I am personally confused about what you think the problem is, so I just 
want to make sure that you know that you can develop and test a new 
package, or you can modify an existing package and test the modifications, 
without publishing the package.

Basically in Racket you can:

* create a new package using "raco pkg new", or clone an existing one
* install the package from the local folder, using "raco pkg install 
./my-package"
* make changes and run the tests -- you can keep making changes on the 
installed package without having to re-install it
* once the tests pass, you can commit the changes and publish them

"Under raco pkg management" does not mean that the package is publicly 
available on the racket package server.  You can keep the package private, 
and still be able to install it and run the tests.

Alex.
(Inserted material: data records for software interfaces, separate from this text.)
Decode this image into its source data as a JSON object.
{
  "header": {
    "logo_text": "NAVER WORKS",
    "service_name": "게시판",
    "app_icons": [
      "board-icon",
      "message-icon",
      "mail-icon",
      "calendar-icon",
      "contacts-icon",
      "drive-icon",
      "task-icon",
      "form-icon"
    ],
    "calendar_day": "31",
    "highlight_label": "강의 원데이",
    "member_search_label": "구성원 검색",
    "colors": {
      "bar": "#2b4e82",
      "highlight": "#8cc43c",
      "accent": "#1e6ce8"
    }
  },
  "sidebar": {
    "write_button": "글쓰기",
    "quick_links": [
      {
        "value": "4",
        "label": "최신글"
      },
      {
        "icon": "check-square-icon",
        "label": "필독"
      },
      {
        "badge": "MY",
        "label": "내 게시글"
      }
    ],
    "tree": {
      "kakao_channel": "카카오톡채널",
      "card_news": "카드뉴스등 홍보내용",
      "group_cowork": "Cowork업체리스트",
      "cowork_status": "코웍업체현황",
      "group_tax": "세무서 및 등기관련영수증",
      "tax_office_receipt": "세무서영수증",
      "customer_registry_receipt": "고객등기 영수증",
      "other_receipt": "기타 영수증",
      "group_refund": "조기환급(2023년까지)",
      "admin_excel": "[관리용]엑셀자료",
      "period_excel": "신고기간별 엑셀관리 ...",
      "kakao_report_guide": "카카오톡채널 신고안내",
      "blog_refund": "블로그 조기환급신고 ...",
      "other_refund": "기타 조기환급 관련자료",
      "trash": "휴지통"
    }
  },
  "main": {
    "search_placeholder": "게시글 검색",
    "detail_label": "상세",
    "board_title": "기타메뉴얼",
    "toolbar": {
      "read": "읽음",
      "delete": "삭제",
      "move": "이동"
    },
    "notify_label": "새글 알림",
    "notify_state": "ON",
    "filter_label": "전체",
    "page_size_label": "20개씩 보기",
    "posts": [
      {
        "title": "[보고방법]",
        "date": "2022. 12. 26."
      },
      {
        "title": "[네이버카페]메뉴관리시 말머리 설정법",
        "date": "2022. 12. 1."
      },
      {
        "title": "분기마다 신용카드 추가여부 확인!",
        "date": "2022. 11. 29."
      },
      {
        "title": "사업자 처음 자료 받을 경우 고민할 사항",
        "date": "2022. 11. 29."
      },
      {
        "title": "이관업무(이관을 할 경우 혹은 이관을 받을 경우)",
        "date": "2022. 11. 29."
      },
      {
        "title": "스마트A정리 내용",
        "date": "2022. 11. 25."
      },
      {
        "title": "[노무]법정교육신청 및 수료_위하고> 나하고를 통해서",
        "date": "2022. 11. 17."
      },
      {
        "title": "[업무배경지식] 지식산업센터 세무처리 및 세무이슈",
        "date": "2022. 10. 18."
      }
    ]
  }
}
On Wednesday, May 27, 2020 at 10:36:10 AM UTC+8, Robert Postill wrote:
>
> Hi, 
>
> Inspired by the reply to 
> https://stackoverflow.com/questions/62014612/how-to-test-a-racket-package-self-sufficiently,
>  I 
> decided to ask the question here.  So a little background to the 
> discussion.  I've been looking at a racket package, and the package has a 
> couple of collections.  It's been dormant for a few years, and so when I 
> ran the tests they didn't work (it's a driver, and the database it works 
> with had moved on in the intervening time).  So I started thinking about 
> the tests.  One thing that troubled me was that the tests seemed to be 
> dependant on the package already being installed. Ryan Culpepper's 
> comment on the stack overflow question (
> https://stackoverflow.com/a/62027185/11219) suggests that the tests 
> should be run once the package is under raco pkg's management. Up until 
> that point, I had been considering a PR rewiring the require statements to 
> be significantly more relative.
>
> In the generally excellent docs for racket, I haven't found advice 
> relating to the right way to structure the tests for a package. Nor an 
> idiomatic approach to dealing with package installation during package 
> development. Here are my sources for reference:
> https://blog.racket-lang.org/2017/10/tutorial-creating-a-package.html
> https://beautifulracket.com/jsonic-3/the-package-server.html
> https://greghendershott.com/2013/12/racket-package-management.html
> http://www.greghendershott.com/2017/04/racket-makefiles.html
>
> Now I think I should explain why I'm thinking that way.  FYI I've been a 
> part of the ruby community, and so my thinking has a ruby-ish colour.  
> Which makes me think I'm maybe off in my community norms for racket. I've 
> always considered the point at which a package gets transferred into the 
> domain of raco pkg's management to be a pivotal moment. It has this implied 
> social contract that if I'm mixing with code into a system area managed by 
> the language, the package needs to be trustworthy. Testing *after* 
> installing seems a bit like I'm putting the cart before the horse? It feels 
> like saying here's my code, put it in a system-wide place, I hope it works.
>
> So I'm interested in opinions and advice as to how to think correctly 
> about testing packages and also how other people approach creating a 
> well-behaved package.
>
> Regards
> Robert
>

-- 
You received this message because you are subscribed to the Google Groups 
"Racket Users" group.
To unsubscribe from this group and stop receiving emails from it, send an email 
to racket-users+unsubscr...@googlegroups.com.
To view this discussion on the web visit 
https://groups.google.com/d/msgid/racket-users/aca8e24c-88db-4aae-8ab6-4dc455b4481f%40googlegroups.com.

Reply via email to